View Full Version : Securing Tyrants or Fostering Reform?

01-05-2007, 07:03 PM
RAND, Dec 06: Securing Tyrants or Fostering Reform? U.S. Internal Security Assistance to Repressive and Transitioning Regimes (http://www.rand.org/pubs/monographs/2006/RAND_MG550.pdf)

This report examines U.S. government assistance to the police and internal security agencies of repressive and transitioning states. Throughout its history, the United States has provided assistance to a number of countries that have not shared its political ideals. Their security forces were not accountable to the public, and their practices and approaches were not transparent. The decision to provide assistance to repressive and autocratic states (and states that are, to varying extents, seeking to transition away from repression) raises a number of questions, the answers to which have significant policy implications. Can U.S. assistance improve the effectiveness of internal security agencies in countering security threats? Has U.S. assistance improved the accountability and human rights records of these agencies? What is the relationship between improving security and improving accountability and human rights?...

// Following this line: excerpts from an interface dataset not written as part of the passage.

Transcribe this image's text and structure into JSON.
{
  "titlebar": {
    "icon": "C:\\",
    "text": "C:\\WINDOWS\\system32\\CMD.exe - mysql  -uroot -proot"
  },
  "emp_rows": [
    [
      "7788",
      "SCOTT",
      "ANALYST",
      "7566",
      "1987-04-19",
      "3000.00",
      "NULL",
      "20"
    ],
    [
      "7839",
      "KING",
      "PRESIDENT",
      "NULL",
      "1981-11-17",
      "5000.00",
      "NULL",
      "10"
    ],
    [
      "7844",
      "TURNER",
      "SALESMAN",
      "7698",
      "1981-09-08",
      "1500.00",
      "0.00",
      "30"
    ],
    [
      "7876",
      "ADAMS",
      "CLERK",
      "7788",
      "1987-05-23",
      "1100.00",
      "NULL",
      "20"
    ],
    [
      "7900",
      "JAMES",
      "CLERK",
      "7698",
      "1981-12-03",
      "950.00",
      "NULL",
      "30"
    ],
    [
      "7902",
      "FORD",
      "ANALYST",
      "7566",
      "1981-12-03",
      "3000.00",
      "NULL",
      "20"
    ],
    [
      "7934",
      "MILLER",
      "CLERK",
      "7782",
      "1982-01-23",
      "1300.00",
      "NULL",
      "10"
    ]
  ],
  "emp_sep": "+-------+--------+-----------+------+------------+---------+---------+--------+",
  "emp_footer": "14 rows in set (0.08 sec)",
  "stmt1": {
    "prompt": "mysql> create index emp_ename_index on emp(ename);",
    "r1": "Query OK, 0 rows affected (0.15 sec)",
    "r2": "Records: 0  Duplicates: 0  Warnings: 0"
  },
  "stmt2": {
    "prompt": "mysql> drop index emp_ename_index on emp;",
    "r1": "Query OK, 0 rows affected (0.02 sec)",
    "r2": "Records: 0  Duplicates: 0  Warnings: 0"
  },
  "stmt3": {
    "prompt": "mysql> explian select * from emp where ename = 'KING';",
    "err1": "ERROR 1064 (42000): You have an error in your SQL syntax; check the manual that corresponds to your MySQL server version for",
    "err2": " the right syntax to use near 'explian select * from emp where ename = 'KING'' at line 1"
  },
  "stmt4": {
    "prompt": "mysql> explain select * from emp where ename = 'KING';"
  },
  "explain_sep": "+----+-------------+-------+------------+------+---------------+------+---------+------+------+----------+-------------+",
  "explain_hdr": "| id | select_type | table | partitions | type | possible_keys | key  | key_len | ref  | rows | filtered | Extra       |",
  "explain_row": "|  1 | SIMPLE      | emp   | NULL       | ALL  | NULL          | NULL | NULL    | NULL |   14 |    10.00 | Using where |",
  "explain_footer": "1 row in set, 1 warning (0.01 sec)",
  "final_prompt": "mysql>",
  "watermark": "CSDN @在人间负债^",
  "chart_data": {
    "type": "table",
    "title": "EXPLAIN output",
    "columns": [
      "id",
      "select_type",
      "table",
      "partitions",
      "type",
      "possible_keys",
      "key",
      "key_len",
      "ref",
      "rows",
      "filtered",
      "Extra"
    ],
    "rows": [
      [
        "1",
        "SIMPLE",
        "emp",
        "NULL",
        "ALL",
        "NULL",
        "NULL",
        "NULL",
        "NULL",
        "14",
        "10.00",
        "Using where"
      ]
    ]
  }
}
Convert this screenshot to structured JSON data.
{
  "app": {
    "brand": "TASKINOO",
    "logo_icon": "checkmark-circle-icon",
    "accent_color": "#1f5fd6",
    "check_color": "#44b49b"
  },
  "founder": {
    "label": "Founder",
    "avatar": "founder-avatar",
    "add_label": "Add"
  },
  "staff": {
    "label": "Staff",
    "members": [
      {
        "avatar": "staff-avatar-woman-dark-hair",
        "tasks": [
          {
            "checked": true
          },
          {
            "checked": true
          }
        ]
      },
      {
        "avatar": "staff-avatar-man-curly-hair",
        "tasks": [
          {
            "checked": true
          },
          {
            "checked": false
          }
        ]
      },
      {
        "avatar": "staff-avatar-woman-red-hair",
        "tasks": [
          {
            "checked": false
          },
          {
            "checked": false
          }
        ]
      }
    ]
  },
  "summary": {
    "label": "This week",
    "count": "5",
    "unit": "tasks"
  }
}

...We examine four cases in which the United States has provided internal security assistance to repressive or transitioning regimes: El Salvador, Uzbekistan, Afghanistan, and Pakistan. The success of U.S. efforts varies widely among them. The assessment of U.S. assistance to El Salvador focuses on the period after the 1992 Chapultepec Accords, and the Uzbekistan, Afghanistan, and Pakistan cases focus primarily on assistance after September 11, 2001...